Facing charges related to drunk or drugged driving can be devastating, especially for people who are considered to be public figures. Seemingly in the blink of an eye, the entire scenario in which someone was arrested can be reported, replayed and scrutinized by the media and the public. However, just as is the case for any person facing DWI charges in New York, he or she is innocent until proven guilty and has the right to defend themselves in court.
Recently, Kerry Kennedy found herself in the difficult position of defending herself against allegations that she was intoxicated when she got into a minor accident in July 2012. Kennedy is part of a very famous family and has a highly-recognizable name, as she is the daughter of the late Sen. Robert F. Kennedy, which is why her case has been thrust into the spotlight. As unfortunate as this may be, it may serve as a crucial reminder of how important it can be to defend yourself against similar allegations.

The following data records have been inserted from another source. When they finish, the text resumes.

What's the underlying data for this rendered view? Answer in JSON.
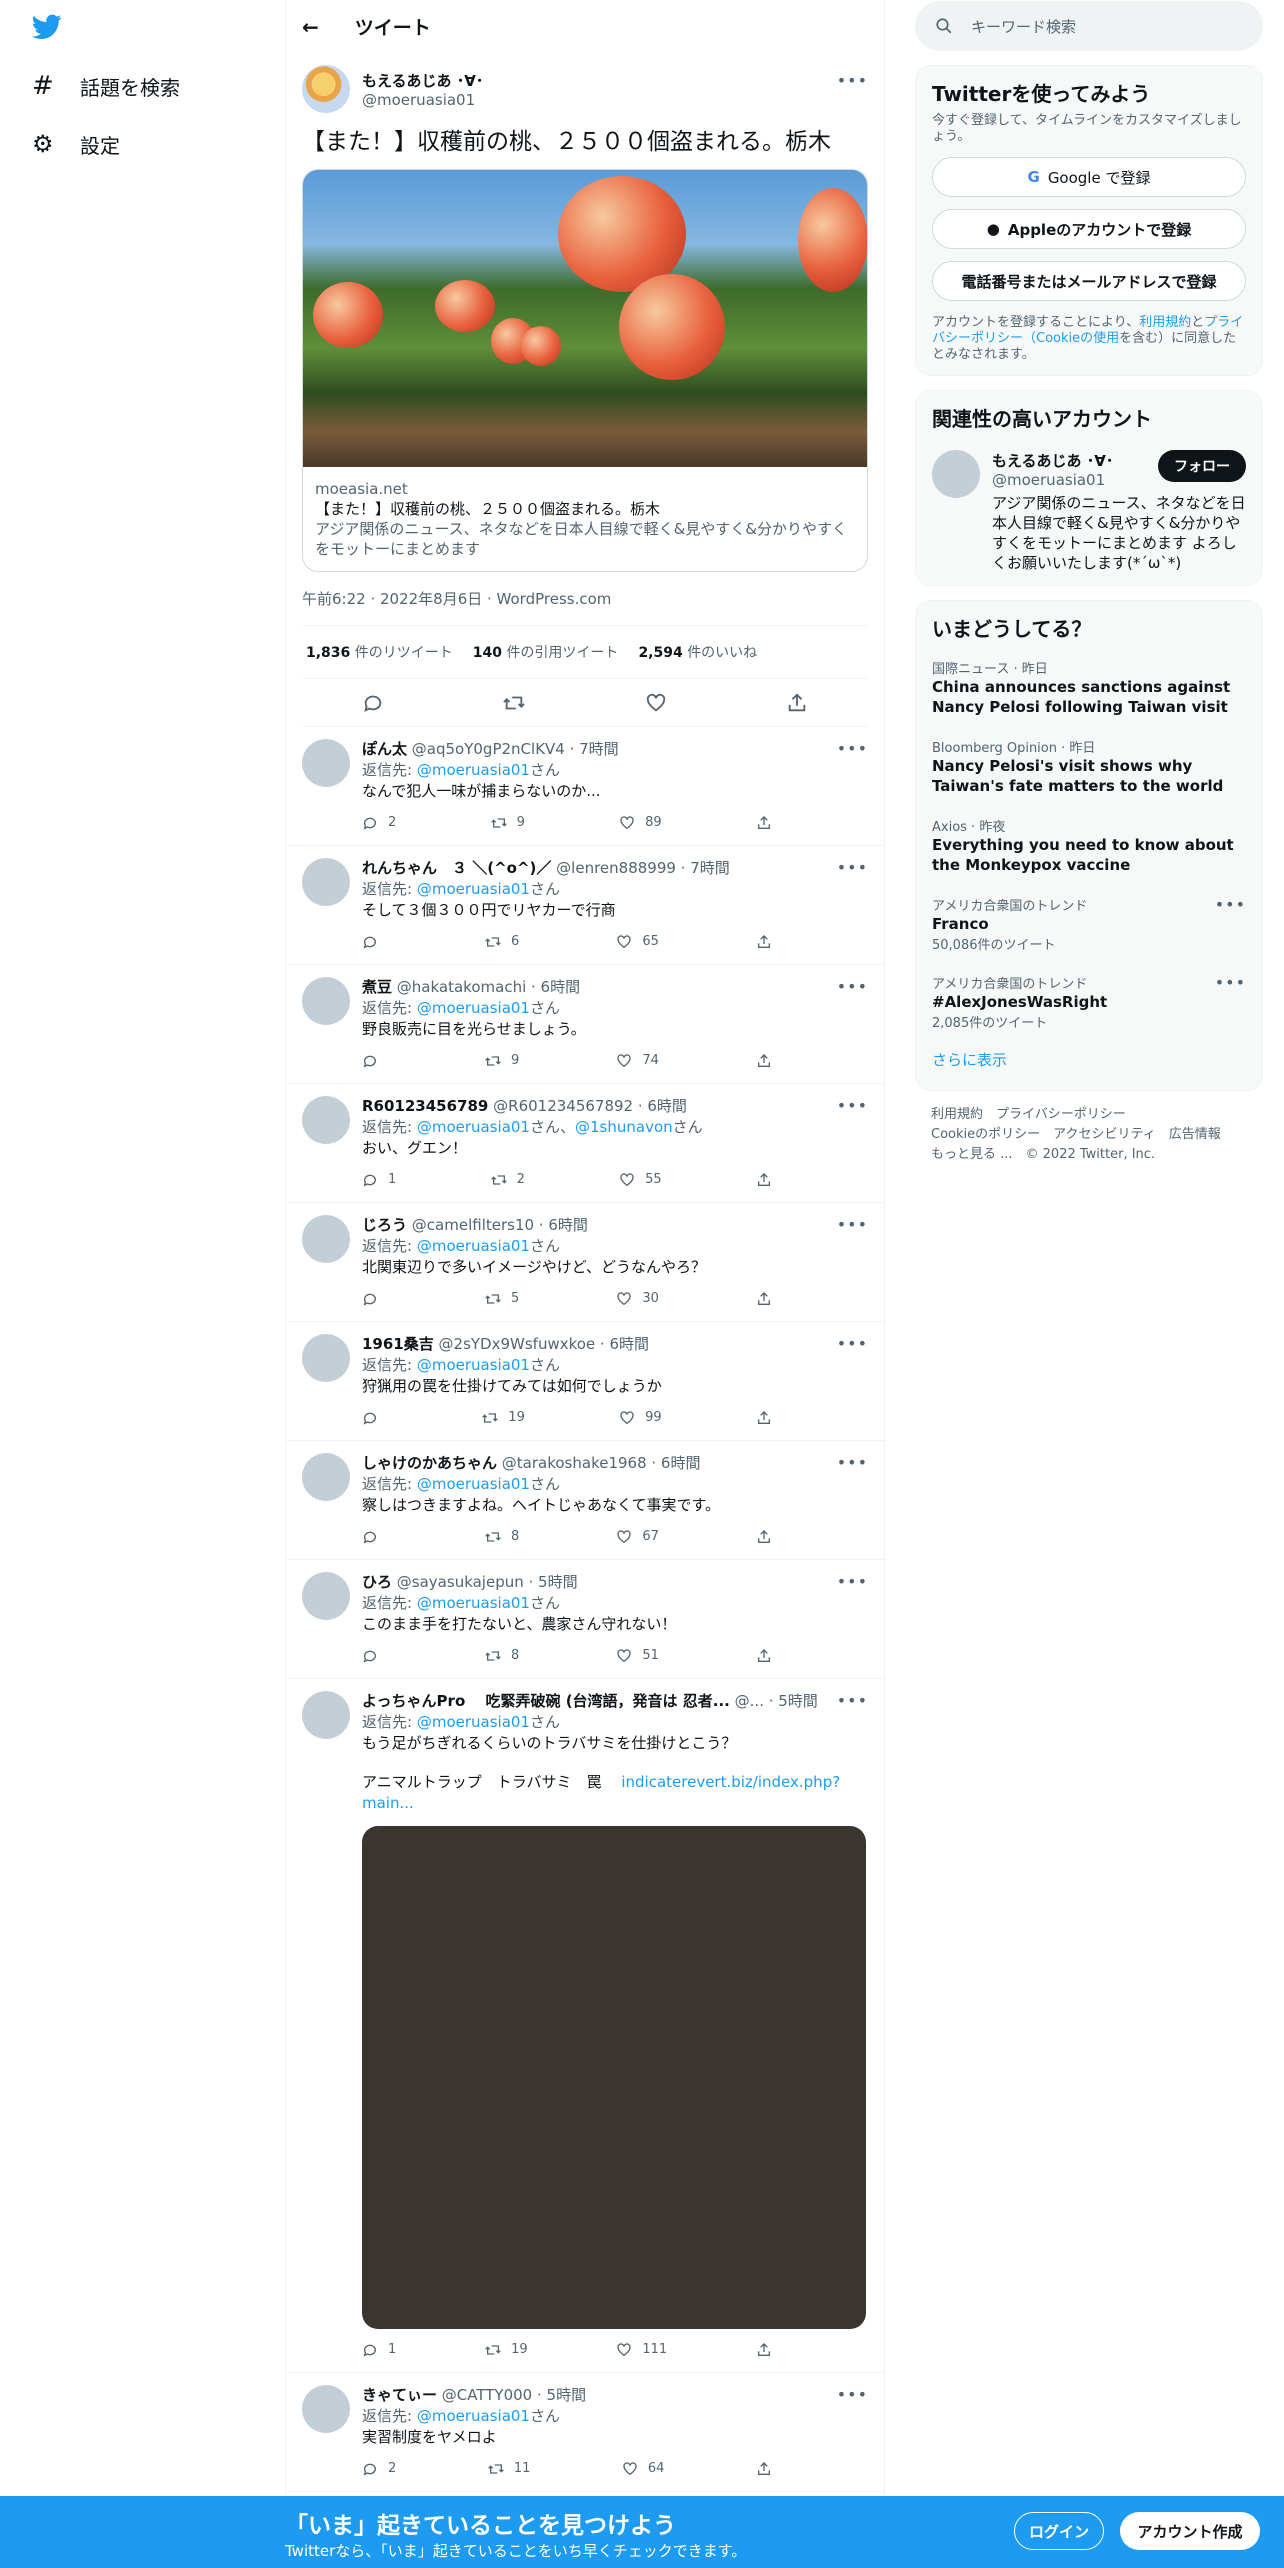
{
  "nav": {
    "explore": "話題を検索",
    "settings": "設定"
  },
  "header": {
    "title": "ツイート"
  },
  "main_tweet": {
    "name": "もえるあじあ ･∀･",
    "handle": "@moeruasia01",
    "text": "【また！】収穫前の桃、２５００個盗まれる。栃木",
    "card_domain": "moeasia.net",
    "card_title": "【また！】収穫前の桃、２５００個盗まれる。栃木",
    "card_desc": "アジア関係のニュース、ネタなどを日本人目線で軽く&見やすく&分かりやすくをモットーにまとめます",
    "meta": "午前6:22 · 2022年8月6日 · WordPress.com",
    "retweets": "1,836",
    "retweets_label": "件のリツイート",
    "quotes": "140",
    "quotes_label": "件の引用ツイート",
    "likes": "2,594",
    "likes_label": "件のいいね"
  },
  "replies": [
    {
      "name": "ぽん太",
      "handle": "@aq5oY0gP2nClKV4 · 7時間",
      "to": "@moeruasia01",
      "to2": "",
      "text": "なんで犯人一味が捕まらないのか...",
      "r": "2",
      "rt": "9",
      "l": "89"
    },
    {
      "name": "れんちゃん　３ ＼(^o^)／",
      "handle": "@lenren888999 · 7時間",
      "to": "@moeruasia01",
      "to2": "",
      "text": "そして３個３００円でリヤカーで行商",
      "r": "",
      "rt": "6",
      "l": "65"
    },
    {
      "name": "煮豆",
      "handle": "@hakatakomachi · 6時間",
      "to": "@moeruasia01",
      "to2": "",
      "text": "野良販売に目を光らせましょう。",
      "r": "",
      "rt": "9",
      "l": "74"
    },
    {
      "name": "R60123456789",
      "handle": "@R601234567892 · 6時間",
      "to": "@moeruasia01",
      "to2": "@1shunavon",
      "text": "おい、グエン！",
      "r": "1",
      "rt": "2",
      "l": "55"
    },
    {
      "name": "じろう",
      "handle": "@camelfilters10 · 6時間",
      "to": "@moeruasia01",
      "to2": "",
      "text": "北関東辺りで多いイメージやけど、どうなんやろ？",
      "r": "",
      "rt": "5",
      "l": "30"
    },
    {
      "name": "1961桑吉",
      "handle": "@2sYDx9Wsfuwxkoe · 6時間",
      "to": "@moeruasia01",
      "to2": "",
      "text": "狩猟用の罠を仕掛けてみては如何でしょうか",
      "r": "",
      "rt": "19",
      "l": "99"
    },
    {
      "name": "しゃけのかあちゃん",
      "handle": "@tarakoshake1968 · 6時間",
      "to": "@moeruasia01",
      "to2": "",
      "text": "察しはつきますよね。ヘイトじゃあなくて事実です。",
      "r": "",
      "rt": "8",
      "l": "67"
    },
    {
      "name": "ひろ",
      "handle": "@sayasukajepun · 5時間",
      "to": "@moeruasia01",
      "to2": "",
      "text": "このまま手を打たないと、農家さん守れない！",
      "r": "",
      "rt": "8",
      "l": "51"
    }
  ],
  "long_reply": {
    "name": "よっちゃんPro　 吃緊弄破碗 (台湾語，発音は 忍者...",
    "handle": "@... · 5時間",
    "to": "@moeruasia01",
    "text": "もう足がちぎれるくらいのトラバサミを仕掛けとこう？",
    "text2": "アニマルトラップ　トラバサミ　罠",
    "link": "indicaterevert.biz/index.php?main...",
    "r": "1",
    "rt": "19",
    "l": "111"
  },
  "last_reply": {
    "name": "きゃてぃー",
    "handle": "@CATTY000 · 5時間",
    "to": "@moeruasia01",
    "text": "実習制度をヤメロよ",
    "r": "2",
    "rt": "11",
    "l": "64"
  },
  "reply_prefix": "返信先: ",
  "reply_suffix": "さん",
  "reply_and": "さん、",
  "search": {
    "placeholder": "キーワード検索"
  },
  "signup_box": {
    "title": "Twitterを使ってみよう",
    "sub": "今すぐ登録して、タイムラインをカスタマイズしましょう。",
    "google": "Google で登録",
    "apple": "Appleのアカウントで登録",
    "phone": "電話番号またはメールアドレスで登録",
    "legal1": "アカウントを登録することにより、",
    "terms": "利用規約",
    "and": "と",
    "privacy": "プライバシーポリシー（Cookieの使用",
    "legal2": "を含む）に同意したとみなされます。"
  },
  "related": {
    "title": "関連性の高いアカウント",
    "name": "もえるあじあ ･∀･",
    "handle": "@moeruasia01",
    "follow": "フォロー",
    "bio": "アジア関係のニュース、ネタなどを日本人目線で軽く&見やすく&分かりやすくをモットーにまとめます よろしくお願いいたします(*´ω`*)"
  },
  "trends": {
    "title": "いまどうしてる？",
    "items": [
      {
        "t1": "国際ニュース · 昨日",
        "t2": "China announces sanctions against Nancy Pelosi following Taiwan visit",
        "t3": ""
      },
      {
        "t1": "Bloomberg Opinion · 昨日",
        "t2": "Nancy Pelosi's visit shows why Taiwan's fate matters to the world",
        "t3": ""
      },
      {
        "t1": "Axios · 昨夜",
        "t2": "Everything you need to know about the Monkeypox vaccine",
        "t3": ""
      },
      {
        "t1": "アメリカ合衆国のトレンド",
        "t2": "Franco",
        "t3": "50,086件のツイート"
      },
      {
        "t1": "アメリカ合衆国のトレンド",
        "t2": "#AlexJonesWasRight",
        "t3": "2,085件のツイート"
      }
    ],
    "more": "さらに表示"
  },
  "footer": {
    "l1": "利用規約　プライバシーポリシー",
    "l2": "Cookieのポリシー　アクセシビリティ　広告情報",
    "l3": "もっと見る ...　© 2022 Twitter, Inc."
  },
  "bottom": {
    "title": "「いま」起きていることを見つけよう",
    "sub": "Twitterなら、「いま」起きていることをいち早くチェックできます。",
    "login": "ログイン",
    "signup": "アカウント作成"
  },
  "colors": {
    "accent": "#1d9bf0",
    "text": "#0f1419",
    "muted": "#536471"
  }
}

According to reports, Kennedy has argued that she was not drunk at the time she struck a tractor trailer with her vehicle one morning. Despite the fact that police surveillance reportedly shows Kennedy failing multiple field sobriety tests designed to measure intoxication, she says that she was not drinking nor was she drunk at the time.
Kennedy says that on the morning of the accident, she had mistakenly taken Ambien, a popular sleep aid, instead of her thyroid medication before heading out to run some errands. She had not intended to take the Ambien, which is why she did not know that she was at risk of falling asleep while she was driving. And before she could even react to the effects of the drug, she had fallen asleep at the wheel.
Kennedy plans to take the stand to recount her experience and hopefully prove that she had no intention of driving while impaired. It will be interesting to see if the jury sides with Kennedy or not. If they do not, she could be facing the possibility of spending a year in prison.
Source: CNN, “Kerry Kennedy DWI trial opens with video of sobriety tests, claim of ‘sleep driving’,” Allie Malloy and Lena Jakobsson, Feb. 25, 2014